_DATA SHOWN_
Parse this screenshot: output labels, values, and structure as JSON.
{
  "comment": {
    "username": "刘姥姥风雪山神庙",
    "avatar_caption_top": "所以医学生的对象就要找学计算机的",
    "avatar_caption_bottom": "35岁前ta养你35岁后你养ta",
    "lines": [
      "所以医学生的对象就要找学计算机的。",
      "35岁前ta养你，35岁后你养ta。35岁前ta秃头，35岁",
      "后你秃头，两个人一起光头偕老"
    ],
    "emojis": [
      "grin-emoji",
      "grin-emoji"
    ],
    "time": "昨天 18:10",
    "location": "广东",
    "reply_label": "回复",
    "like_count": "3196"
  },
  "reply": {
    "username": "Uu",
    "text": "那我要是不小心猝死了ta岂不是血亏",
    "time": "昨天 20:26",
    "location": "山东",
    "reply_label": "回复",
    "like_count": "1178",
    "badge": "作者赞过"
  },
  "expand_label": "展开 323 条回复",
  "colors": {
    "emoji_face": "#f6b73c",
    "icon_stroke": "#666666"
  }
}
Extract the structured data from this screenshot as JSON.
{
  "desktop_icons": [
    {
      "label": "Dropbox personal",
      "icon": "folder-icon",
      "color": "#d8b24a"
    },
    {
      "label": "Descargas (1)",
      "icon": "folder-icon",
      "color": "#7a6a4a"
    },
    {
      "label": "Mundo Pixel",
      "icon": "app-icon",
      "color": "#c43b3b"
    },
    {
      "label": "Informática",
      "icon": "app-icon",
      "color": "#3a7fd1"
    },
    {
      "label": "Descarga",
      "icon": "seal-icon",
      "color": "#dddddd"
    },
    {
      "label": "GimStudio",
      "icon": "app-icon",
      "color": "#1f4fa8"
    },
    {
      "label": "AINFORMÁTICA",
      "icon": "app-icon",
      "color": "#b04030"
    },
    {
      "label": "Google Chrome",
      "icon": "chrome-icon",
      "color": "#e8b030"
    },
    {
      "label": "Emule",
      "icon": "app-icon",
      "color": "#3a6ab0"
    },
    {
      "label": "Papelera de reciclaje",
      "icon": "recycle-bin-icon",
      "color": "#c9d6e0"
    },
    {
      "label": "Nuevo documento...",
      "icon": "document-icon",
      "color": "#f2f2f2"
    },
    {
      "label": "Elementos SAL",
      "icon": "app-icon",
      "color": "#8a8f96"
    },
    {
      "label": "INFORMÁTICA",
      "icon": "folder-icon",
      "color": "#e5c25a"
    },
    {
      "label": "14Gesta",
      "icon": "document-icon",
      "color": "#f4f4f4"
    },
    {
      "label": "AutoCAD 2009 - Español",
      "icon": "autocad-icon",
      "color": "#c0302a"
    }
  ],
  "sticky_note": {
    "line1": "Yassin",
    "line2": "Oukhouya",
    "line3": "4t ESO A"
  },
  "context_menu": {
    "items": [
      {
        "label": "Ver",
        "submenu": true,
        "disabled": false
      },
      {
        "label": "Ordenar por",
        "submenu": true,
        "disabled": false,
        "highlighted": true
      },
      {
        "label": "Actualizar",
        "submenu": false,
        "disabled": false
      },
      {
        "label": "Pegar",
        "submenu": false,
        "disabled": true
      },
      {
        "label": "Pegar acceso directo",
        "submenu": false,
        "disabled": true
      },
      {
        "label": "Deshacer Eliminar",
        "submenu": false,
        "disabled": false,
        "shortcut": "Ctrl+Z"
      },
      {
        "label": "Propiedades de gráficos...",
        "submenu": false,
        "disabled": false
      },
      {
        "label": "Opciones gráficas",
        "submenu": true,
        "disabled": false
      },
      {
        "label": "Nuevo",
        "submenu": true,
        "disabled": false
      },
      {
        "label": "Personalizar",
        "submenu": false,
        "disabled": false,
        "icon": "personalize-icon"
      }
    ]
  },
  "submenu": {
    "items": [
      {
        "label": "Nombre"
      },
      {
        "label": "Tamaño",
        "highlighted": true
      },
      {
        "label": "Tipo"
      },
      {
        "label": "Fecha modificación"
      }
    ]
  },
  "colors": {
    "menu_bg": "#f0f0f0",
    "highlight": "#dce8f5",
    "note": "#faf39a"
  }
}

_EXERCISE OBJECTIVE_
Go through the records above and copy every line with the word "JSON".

_SOLUTION_
Parse this screenshot: output labels, values, and structure as JSON.
Extract the structured data from this screenshot as JSON.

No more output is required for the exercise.